Once your equipment is lined out then its time to find the fish. I look for schools of shad that are holding near the bottom along dropoffs in water anywhere from 10’ to 20’ deep. Visible on your sonar near the bait fish should be the larger echo returns of larger fish. If you see gulls dropping down to the water in large flocks this is a pretty good indicator that shad are present. Predatorial fish are always nearby big schools of shad. When you see fish busting shad on the surface move quietly in on the action and get ready.

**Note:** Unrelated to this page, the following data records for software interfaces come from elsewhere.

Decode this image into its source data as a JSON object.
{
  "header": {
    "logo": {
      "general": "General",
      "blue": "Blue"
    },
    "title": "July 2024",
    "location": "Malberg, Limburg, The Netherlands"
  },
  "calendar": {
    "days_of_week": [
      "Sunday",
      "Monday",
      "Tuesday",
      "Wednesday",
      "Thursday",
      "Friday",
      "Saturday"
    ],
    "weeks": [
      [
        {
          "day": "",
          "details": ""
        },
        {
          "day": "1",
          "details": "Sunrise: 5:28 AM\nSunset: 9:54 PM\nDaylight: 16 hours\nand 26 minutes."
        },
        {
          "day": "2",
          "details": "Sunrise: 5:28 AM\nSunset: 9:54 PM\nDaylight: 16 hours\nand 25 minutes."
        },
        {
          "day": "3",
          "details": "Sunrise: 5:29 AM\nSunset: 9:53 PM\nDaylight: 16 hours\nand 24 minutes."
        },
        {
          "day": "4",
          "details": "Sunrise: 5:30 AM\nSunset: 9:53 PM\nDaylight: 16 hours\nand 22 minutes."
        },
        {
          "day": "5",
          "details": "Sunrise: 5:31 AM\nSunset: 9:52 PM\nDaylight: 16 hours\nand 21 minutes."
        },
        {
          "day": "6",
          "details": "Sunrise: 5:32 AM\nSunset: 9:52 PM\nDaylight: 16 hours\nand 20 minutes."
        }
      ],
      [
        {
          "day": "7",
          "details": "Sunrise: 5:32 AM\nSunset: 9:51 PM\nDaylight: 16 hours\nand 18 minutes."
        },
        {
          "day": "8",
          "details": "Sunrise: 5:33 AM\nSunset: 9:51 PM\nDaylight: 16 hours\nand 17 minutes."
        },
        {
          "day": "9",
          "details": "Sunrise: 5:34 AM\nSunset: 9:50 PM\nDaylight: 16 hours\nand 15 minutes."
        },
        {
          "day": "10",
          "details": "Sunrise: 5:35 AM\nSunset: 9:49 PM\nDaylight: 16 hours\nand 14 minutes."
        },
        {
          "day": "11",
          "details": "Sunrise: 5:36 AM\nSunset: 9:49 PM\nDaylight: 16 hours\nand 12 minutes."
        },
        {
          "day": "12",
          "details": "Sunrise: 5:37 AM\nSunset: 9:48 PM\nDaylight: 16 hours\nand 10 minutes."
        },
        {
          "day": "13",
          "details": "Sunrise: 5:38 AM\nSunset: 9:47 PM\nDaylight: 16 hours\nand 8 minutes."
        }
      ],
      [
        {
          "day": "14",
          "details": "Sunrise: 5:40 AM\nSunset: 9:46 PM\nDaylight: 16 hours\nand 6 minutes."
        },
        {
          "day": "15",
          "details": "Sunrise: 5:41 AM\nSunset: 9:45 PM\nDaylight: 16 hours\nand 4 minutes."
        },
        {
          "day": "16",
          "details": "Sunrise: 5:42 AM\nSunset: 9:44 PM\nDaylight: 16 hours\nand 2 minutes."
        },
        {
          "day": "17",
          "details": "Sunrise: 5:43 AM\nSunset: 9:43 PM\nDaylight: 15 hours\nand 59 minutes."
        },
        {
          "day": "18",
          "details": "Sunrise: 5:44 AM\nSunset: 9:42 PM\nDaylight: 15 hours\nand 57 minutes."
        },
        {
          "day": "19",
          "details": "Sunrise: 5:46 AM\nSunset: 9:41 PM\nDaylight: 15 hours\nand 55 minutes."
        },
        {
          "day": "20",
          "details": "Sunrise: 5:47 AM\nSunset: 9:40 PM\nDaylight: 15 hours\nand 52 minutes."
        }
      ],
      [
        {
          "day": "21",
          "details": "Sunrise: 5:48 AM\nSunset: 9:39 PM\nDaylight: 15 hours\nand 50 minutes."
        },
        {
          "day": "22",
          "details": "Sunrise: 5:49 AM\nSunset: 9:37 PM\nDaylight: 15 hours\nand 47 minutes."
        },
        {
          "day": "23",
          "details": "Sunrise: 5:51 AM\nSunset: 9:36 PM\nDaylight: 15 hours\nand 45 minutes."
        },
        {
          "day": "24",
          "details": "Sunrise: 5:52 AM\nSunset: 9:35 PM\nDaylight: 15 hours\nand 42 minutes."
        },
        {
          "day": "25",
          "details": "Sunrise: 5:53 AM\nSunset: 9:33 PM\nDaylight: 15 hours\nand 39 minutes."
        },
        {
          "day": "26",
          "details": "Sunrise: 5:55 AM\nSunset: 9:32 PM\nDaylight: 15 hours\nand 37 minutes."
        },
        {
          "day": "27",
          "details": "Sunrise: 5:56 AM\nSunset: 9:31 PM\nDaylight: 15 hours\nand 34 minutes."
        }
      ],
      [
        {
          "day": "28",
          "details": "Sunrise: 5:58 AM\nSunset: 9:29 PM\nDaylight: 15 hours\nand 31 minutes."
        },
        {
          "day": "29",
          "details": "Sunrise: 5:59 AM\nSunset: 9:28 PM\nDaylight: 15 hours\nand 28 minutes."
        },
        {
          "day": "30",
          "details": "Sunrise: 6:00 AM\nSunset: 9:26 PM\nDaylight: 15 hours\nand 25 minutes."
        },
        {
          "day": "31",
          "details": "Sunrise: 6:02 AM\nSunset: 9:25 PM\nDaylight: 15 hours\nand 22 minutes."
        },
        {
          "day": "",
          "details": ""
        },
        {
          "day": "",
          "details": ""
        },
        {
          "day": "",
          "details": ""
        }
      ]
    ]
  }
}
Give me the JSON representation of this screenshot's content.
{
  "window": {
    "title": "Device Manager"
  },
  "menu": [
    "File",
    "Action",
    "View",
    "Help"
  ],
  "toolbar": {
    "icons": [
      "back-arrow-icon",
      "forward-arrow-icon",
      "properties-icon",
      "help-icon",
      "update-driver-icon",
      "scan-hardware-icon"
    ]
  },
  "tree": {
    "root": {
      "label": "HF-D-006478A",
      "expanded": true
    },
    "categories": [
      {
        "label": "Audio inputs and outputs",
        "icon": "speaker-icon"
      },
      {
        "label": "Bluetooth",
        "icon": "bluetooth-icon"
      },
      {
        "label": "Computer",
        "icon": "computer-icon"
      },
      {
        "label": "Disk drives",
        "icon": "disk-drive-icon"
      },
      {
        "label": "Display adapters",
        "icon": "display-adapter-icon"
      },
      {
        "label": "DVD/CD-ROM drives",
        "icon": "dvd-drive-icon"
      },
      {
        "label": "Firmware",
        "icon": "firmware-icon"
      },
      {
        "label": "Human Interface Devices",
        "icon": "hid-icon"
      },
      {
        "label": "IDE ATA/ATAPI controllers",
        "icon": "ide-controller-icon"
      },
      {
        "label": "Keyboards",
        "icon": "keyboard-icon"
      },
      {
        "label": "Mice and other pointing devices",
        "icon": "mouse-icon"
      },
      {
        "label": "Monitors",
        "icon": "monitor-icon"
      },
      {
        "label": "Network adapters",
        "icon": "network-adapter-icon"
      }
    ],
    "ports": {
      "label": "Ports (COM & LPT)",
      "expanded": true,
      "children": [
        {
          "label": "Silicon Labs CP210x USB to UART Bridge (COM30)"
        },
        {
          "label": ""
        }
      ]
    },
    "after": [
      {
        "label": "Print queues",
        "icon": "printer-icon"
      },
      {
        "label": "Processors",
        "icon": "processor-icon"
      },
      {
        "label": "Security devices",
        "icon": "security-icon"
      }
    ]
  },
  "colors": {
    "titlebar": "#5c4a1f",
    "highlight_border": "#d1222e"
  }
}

Presentation of crankbaits is the next step. It is essential that the lure be making bottom contact at regular intervals throughout the retrieve. Long casts give the lure more time in the strike zone. After each cast I rapidly reel the lure down until it hits bottom and then I begin the retrieve. I try to move the lure with a steady or stop and go retrieve that keeps the lure working along the bottom, always feeling for the lure to touch bottom and anticipating the strike. Big fish like to crush crankbaits so there is rarely any doubt when they hit. When you have a fish on the line, use the length of the rod to keep the line tight as you lead the fish around the boat until it is ready to land. Don’t try to horse in a fish with this outfit and watch out for that mouth full of treble hooks! A really good point here is try different presentations. Sometimes unusual presentations cause bass to bite. Be ready and willing to try different retrieval techniques and pay attention when the big ones hit. When you find something that works stick with it until it stops working. Patience is the name of the game.
Next summer, when it gets really hot, leave your shade tree for awhile and pack plenty of lemonade in the boat. Try working some deep-diving crankbaits across the bottom in deep water and get ready for big bass action that matches the temperature!
And be sure to remember, enjoy "The Great Outdoors!" See you out there, and practise catch and release! Keep what you can eat and release the rest!